## Task brief
Tally the lines of the data that include the word "this" and state the total, nothing else.

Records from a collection
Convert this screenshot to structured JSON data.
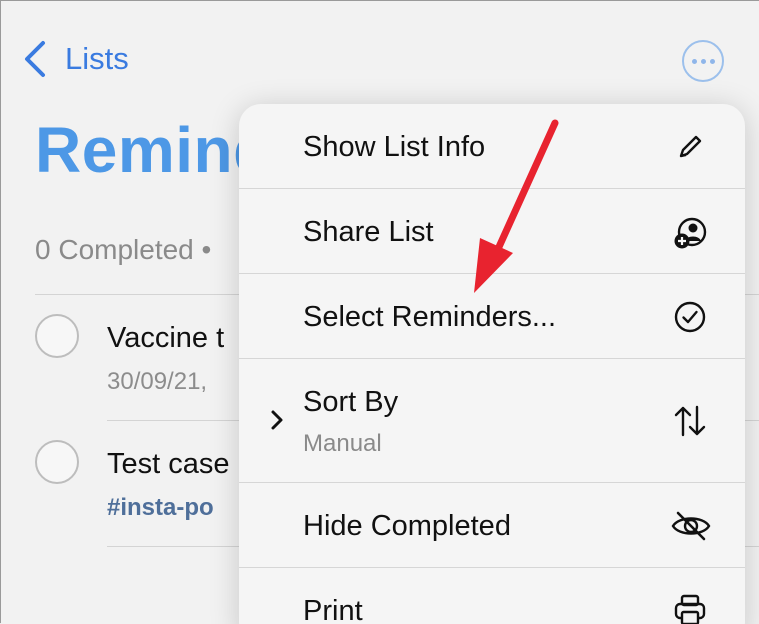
{
  "nav": {
    "back_label": "Lists"
  },
  "list": {
    "title": "Remind",
    "completed_text": "0 Completed •"
  },
  "reminders": [
    {
      "title": "Vaccine t",
      "subtitle": "30/09/21,"
    },
    {
      "title": "Test case",
      "tag": "#insta-po"
    }
  ],
  "menu": {
    "items": [
      {
        "label": "Show List Info",
        "icon": "pencil-icon"
      },
      {
        "label": "Share List",
        "icon": "share-person-icon"
      },
      {
        "label": "Select Reminders...",
        "icon": "checkmark-circle-icon"
      },
      {
        "label": "Sort By",
        "sublabel": "Manual",
        "icon": "sort-arrows-icon"
      },
      {
        "label": "Hide Completed",
        "icon": "eye-slash-icon"
      },
      {
        "label": "Print",
        "icon": "printer-icon"
      }
    ]
  },
  "colors": {
    "accent": "#3a7be0",
    "title_blue": "#4d98e6",
    "arrow_red": "#e8232f"
  }
}
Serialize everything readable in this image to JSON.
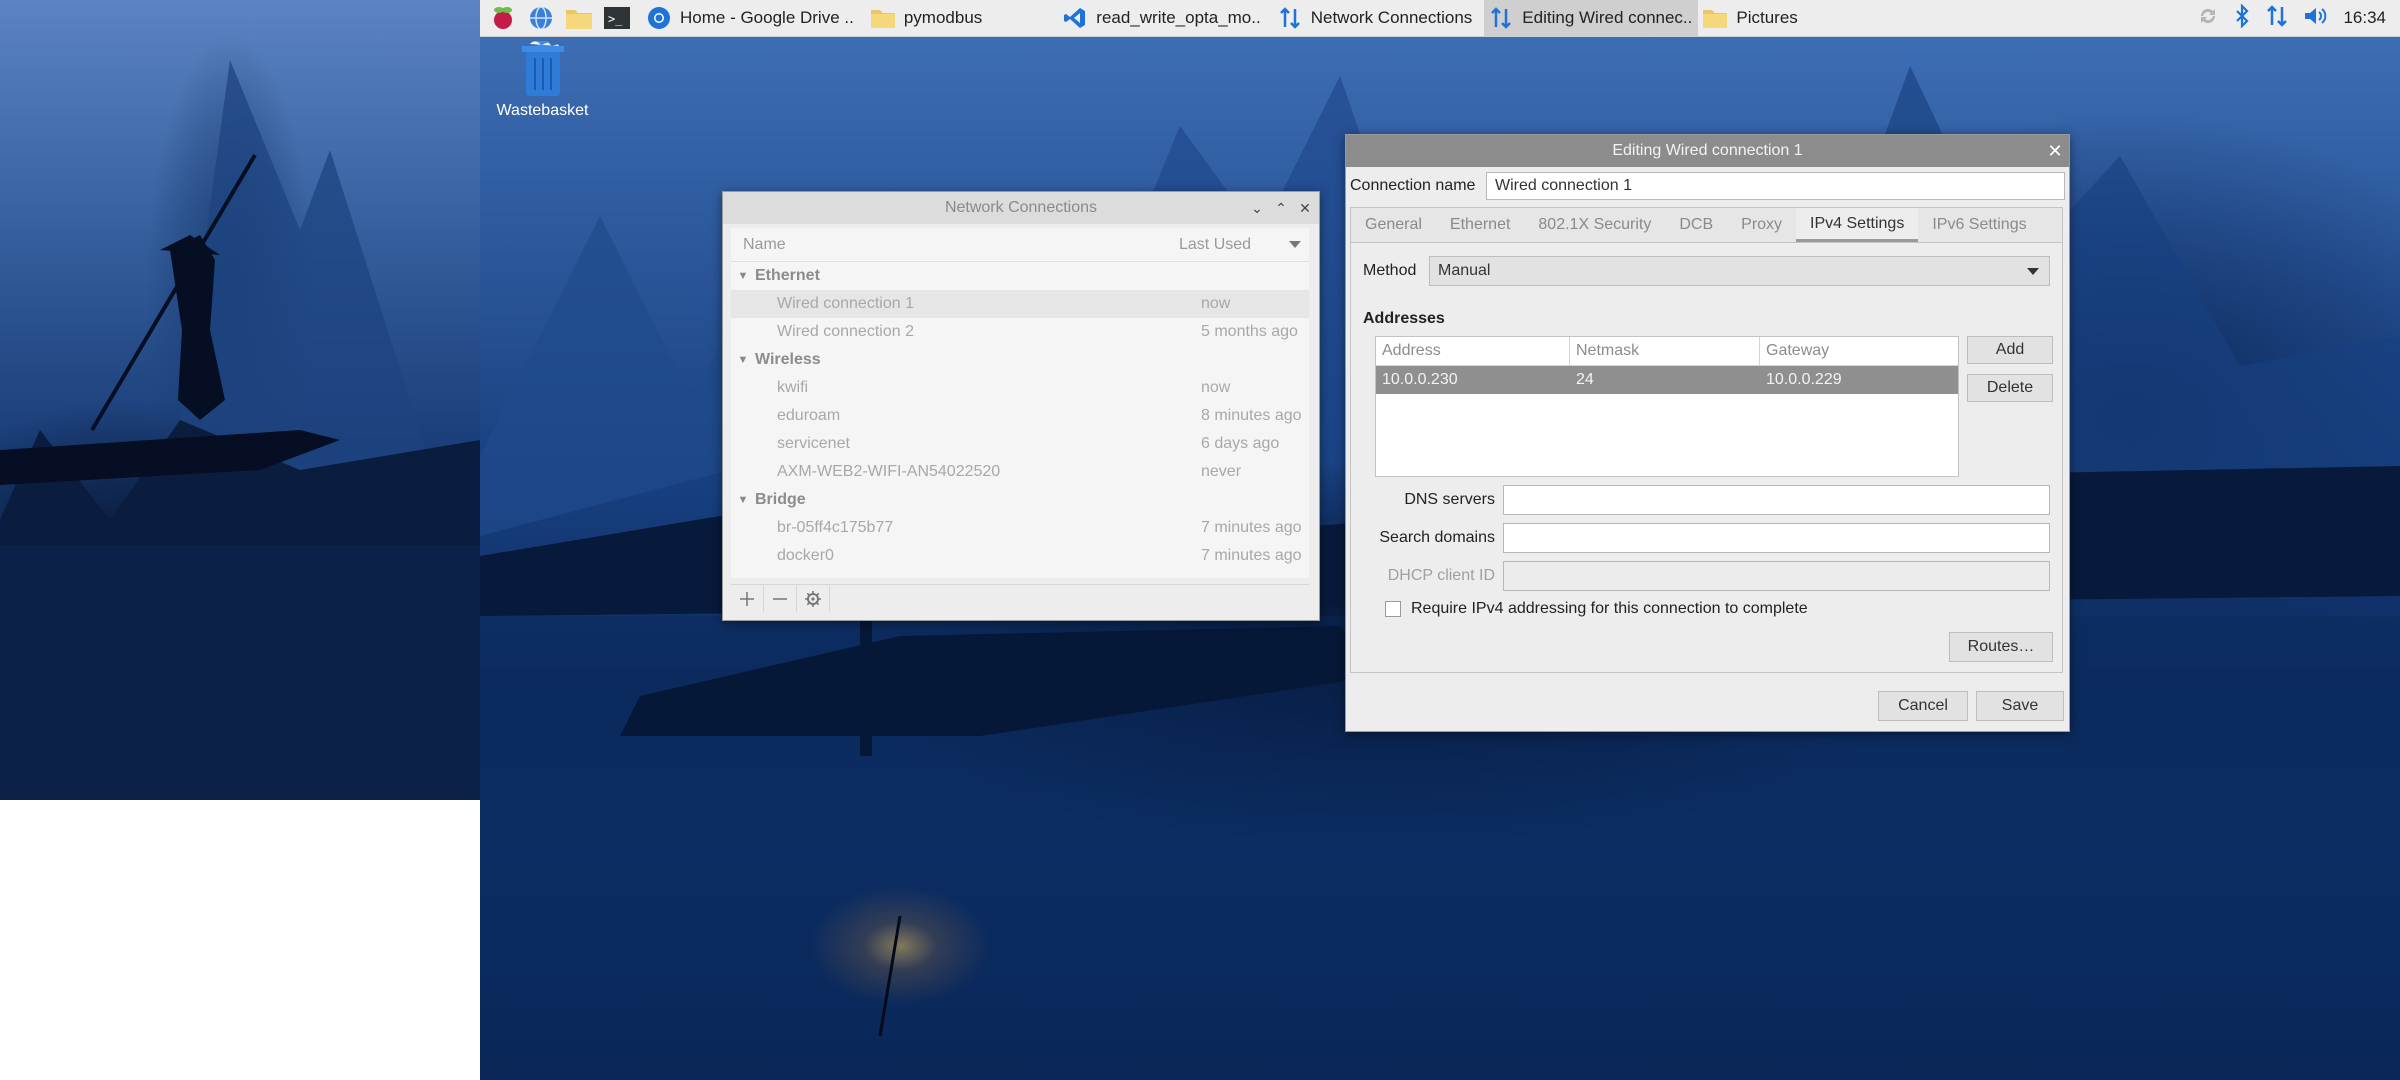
{
  "taskbar": {
    "tasks": [
      {
        "label": "Home - Google Drive ..",
        "icon": "chromium-icon"
      },
      {
        "label": "pymodbus",
        "icon": "folder-icon"
      },
      {
        "label": "read_write_opta_mo..",
        "icon": "vscode-icon"
      },
      {
        "label": "Network Connections",
        "icon": "network-arrows-icon"
      },
      {
        "label": "Editing Wired connec..",
        "icon": "network-arrows-icon"
      },
      {
        "label": "Pictures",
        "icon": "folder-icon"
      }
    ],
    "clock": "16:34",
    "colors": {
      "accent_blue": "#1e73d6",
      "panel_bg": "#ededed"
    }
  },
  "desktop": {
    "wastebasket_label": "Wastebasket"
  },
  "network_connections": {
    "title": "Network Connections",
    "columns": {
      "name": "Name",
      "last_used": "Last Used"
    },
    "groups": [
      {
        "name": "Ethernet",
        "items": [
          {
            "name": "Wired connection 1",
            "last": "now"
          },
          {
            "name": "Wired connection 2",
            "last": "5 months ago"
          }
        ]
      },
      {
        "name": "Wireless",
        "items": [
          {
            "name": "kwifi",
            "last": "now"
          },
          {
            "name": "eduroam",
            "last": "8 minutes ago"
          },
          {
            "name": "servicenet",
            "last": "6 days ago"
          },
          {
            "name": "AXM-WEB2-WIFI-AN54022520",
            "last": "never"
          }
        ]
      },
      {
        "name": "Bridge",
        "items": [
          {
            "name": "br-05ff4c175b77",
            "last": "7 minutes ago"
          },
          {
            "name": "docker0",
            "last": "7 minutes ago"
          }
        ]
      }
    ]
  },
  "editor": {
    "title": "Editing Wired connection 1",
    "connection_name_label": "Connection name",
    "connection_name_value": "Wired connection 1",
    "tabs": [
      "General",
      "Ethernet",
      "802.1X Security",
      "DCB",
      "Proxy",
      "IPv4 Settings",
      "IPv6 Settings"
    ],
    "active_tab": "IPv4 Settings",
    "method_label": "Method",
    "method_value": "Manual",
    "addresses_title": "Addresses",
    "address_columns": {
      "address": "Address",
      "netmask": "Netmask",
      "gateway": "Gateway"
    },
    "address_rows": [
      {
        "address": "10.0.0.230",
        "netmask": "24",
        "gateway": "10.0.0.229"
      }
    ],
    "add_label": "Add",
    "delete_label": "Delete",
    "dns_label": "DNS servers",
    "dns_value": "",
    "search_domains_label": "Search domains",
    "search_domains_value": "",
    "dhcp_client_id_label": "DHCP client ID",
    "dhcp_client_id_value": "",
    "require_ipv4_label": "Require IPv4 addressing for this connection to complete",
    "require_ipv4_checked": false,
    "routes_label": "Routes…",
    "cancel_label": "Cancel",
    "save_label": "Save"
  }
}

## Written answer
3